Extracted data

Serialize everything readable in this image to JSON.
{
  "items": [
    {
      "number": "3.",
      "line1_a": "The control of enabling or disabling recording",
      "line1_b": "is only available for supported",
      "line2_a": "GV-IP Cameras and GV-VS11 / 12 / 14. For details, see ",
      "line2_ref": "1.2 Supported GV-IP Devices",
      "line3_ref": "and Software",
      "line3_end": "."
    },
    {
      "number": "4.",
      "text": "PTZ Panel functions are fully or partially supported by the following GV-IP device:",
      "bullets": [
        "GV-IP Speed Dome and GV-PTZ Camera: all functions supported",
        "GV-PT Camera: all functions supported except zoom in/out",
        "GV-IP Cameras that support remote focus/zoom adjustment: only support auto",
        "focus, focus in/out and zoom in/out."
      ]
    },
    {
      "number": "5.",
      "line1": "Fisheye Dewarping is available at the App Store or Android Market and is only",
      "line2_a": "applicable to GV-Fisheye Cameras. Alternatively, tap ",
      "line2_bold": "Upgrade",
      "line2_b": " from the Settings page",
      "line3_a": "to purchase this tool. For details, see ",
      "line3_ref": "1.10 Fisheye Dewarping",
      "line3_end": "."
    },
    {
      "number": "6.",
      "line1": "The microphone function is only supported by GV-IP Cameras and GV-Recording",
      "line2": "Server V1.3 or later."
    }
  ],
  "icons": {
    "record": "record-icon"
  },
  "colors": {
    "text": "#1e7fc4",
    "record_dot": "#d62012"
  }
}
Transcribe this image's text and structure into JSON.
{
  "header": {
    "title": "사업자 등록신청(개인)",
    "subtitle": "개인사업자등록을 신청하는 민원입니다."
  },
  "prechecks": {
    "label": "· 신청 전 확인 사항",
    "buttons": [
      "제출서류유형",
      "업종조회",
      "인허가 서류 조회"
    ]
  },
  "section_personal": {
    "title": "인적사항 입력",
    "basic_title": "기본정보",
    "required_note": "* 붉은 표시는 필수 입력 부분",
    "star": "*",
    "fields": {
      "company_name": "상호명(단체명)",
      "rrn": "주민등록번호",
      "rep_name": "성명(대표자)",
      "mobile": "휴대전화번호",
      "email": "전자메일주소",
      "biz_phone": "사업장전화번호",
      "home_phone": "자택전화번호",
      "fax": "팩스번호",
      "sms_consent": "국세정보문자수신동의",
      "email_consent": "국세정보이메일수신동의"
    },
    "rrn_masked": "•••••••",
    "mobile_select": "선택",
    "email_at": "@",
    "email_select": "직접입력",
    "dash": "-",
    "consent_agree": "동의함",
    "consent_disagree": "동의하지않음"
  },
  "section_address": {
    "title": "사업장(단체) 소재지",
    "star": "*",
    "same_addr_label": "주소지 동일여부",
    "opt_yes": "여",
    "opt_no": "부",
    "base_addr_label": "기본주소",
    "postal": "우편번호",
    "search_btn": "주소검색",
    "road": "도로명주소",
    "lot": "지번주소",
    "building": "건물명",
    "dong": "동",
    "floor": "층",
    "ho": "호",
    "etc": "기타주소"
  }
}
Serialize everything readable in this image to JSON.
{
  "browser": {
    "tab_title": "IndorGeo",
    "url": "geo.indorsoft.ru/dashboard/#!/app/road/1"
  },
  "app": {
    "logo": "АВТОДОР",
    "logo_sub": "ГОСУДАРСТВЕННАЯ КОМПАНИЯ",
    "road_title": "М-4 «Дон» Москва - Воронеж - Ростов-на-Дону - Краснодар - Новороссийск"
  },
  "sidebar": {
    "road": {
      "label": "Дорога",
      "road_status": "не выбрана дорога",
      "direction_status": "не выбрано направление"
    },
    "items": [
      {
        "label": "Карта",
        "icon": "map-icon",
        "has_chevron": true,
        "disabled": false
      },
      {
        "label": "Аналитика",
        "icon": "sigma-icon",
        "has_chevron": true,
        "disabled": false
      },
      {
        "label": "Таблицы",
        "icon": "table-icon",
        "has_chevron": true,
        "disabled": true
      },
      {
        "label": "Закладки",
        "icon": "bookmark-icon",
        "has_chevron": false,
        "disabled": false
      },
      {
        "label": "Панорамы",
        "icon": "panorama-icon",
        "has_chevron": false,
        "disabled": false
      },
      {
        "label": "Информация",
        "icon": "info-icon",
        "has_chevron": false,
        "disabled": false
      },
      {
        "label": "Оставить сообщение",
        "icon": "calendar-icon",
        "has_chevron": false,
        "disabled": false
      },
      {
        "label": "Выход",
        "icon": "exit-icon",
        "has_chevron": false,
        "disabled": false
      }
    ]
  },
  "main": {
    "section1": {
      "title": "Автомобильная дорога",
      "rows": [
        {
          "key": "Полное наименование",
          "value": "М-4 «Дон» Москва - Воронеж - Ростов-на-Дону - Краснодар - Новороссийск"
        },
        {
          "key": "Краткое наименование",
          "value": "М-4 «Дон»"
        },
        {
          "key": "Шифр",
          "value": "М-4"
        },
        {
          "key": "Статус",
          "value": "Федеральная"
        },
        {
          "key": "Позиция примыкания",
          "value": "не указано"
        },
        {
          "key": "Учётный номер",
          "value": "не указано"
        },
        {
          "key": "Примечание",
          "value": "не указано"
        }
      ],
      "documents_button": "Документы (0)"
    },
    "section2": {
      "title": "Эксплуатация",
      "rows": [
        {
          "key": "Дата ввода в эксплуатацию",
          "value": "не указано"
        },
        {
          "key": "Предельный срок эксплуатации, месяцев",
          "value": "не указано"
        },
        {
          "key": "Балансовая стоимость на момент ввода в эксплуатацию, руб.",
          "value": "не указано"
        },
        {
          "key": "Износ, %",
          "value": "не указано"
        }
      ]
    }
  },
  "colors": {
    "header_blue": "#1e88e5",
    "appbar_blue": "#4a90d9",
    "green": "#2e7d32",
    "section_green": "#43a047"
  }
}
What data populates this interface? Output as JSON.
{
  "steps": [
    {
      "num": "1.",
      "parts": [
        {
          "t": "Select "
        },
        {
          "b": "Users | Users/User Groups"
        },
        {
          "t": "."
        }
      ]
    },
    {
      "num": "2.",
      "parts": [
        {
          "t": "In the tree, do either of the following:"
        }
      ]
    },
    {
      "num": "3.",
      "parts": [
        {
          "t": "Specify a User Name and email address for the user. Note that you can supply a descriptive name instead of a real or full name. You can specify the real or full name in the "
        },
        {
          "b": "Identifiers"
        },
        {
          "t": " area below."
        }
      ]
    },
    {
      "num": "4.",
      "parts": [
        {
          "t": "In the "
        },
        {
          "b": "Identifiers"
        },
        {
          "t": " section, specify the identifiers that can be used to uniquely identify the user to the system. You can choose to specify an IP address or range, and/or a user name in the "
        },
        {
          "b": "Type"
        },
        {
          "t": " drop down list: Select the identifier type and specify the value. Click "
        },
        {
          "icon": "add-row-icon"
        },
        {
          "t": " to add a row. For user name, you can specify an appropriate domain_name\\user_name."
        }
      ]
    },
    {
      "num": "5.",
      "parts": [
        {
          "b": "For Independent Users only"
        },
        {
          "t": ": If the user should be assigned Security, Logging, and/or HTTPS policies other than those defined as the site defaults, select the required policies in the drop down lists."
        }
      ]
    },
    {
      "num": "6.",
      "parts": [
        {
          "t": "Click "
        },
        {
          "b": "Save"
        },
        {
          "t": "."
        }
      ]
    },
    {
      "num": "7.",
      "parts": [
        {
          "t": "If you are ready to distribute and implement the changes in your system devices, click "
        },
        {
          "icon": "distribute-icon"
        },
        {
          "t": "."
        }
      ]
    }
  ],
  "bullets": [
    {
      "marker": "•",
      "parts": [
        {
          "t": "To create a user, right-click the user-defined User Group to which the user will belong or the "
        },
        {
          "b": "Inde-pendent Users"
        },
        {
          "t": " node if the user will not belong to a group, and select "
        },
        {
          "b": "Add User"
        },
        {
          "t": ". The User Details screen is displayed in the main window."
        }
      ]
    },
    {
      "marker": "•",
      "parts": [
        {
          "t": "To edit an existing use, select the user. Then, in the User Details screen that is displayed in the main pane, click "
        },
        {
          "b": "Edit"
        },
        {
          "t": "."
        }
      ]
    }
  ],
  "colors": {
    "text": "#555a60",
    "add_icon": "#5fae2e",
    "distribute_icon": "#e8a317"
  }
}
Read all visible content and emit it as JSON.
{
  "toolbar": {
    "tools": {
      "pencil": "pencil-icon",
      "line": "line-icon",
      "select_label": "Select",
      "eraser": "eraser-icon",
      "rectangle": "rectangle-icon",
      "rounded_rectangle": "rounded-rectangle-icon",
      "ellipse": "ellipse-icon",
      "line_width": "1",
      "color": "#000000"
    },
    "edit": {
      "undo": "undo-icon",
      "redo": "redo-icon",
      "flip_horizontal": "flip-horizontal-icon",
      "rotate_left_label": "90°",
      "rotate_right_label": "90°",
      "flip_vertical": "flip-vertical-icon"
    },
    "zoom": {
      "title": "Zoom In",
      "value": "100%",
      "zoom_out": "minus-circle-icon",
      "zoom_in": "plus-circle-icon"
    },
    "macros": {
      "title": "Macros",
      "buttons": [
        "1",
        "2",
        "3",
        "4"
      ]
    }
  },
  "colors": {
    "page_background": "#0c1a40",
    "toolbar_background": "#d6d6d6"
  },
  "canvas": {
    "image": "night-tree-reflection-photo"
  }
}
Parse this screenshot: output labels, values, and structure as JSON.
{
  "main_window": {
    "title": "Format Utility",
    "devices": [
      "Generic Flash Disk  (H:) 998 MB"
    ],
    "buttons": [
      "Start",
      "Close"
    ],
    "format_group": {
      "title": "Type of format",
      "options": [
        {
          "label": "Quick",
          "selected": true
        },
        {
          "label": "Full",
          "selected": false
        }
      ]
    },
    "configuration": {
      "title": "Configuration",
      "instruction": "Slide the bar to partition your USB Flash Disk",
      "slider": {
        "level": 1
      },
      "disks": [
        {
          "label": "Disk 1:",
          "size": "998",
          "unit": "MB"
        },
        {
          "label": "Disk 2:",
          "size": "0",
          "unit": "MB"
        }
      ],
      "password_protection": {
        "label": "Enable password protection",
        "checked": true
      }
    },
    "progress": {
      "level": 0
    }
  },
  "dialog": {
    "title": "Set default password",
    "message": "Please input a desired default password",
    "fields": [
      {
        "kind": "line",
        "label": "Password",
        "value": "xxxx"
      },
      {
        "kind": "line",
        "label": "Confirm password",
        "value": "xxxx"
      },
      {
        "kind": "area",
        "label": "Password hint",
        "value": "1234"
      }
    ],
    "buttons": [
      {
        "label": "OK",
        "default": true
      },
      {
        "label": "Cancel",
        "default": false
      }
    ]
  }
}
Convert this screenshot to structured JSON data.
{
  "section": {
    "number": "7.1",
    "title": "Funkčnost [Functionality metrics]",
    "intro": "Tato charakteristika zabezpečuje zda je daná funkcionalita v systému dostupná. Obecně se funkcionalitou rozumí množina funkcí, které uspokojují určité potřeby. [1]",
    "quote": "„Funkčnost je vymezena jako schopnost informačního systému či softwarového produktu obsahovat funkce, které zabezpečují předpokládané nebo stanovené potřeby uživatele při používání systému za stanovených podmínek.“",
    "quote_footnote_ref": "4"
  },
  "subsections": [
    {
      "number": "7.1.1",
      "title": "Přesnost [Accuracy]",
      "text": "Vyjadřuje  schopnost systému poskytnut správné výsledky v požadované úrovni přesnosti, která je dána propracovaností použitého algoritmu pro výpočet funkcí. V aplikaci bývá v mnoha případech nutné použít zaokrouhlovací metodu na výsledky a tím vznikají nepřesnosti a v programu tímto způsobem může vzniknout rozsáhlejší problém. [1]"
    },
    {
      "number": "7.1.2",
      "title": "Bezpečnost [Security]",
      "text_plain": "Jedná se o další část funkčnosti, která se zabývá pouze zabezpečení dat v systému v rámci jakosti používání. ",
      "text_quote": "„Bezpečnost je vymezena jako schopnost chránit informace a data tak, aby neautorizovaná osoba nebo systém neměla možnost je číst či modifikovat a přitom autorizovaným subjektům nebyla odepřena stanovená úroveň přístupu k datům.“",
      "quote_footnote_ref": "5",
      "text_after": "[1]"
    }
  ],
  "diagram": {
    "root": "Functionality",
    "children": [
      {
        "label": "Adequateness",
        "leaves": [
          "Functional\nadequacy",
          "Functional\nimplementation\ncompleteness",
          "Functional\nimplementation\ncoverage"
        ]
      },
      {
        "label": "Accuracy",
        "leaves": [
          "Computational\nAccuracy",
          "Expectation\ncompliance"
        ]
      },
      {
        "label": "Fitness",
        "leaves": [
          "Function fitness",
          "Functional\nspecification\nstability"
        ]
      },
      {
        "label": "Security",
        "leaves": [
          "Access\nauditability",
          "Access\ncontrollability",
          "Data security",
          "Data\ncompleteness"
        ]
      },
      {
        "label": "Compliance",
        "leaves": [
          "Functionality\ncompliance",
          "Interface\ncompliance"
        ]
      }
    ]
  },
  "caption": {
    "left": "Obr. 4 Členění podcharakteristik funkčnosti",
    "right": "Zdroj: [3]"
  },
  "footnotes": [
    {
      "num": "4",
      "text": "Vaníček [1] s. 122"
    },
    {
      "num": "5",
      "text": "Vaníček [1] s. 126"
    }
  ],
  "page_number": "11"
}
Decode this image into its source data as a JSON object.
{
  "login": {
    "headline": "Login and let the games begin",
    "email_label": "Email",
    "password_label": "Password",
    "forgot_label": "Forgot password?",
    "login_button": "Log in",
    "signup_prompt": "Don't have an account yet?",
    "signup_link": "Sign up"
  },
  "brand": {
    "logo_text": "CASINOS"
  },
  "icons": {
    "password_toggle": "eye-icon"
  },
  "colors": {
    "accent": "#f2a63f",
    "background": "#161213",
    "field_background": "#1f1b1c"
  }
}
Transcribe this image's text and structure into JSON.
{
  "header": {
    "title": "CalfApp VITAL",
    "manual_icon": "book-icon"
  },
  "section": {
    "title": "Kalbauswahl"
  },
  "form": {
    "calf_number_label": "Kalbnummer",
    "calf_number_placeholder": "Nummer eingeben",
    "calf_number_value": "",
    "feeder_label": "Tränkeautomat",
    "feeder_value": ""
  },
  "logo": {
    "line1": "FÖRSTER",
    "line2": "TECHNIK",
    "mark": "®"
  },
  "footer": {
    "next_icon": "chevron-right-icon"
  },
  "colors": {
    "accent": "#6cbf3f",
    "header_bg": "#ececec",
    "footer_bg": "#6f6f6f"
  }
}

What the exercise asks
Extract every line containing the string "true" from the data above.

Response below
        "has_chevron": true,
        "has_chevron": true,
        "has_chevron": true,
        "disabled": true
          "selected": true
        "checked": true
        "default": true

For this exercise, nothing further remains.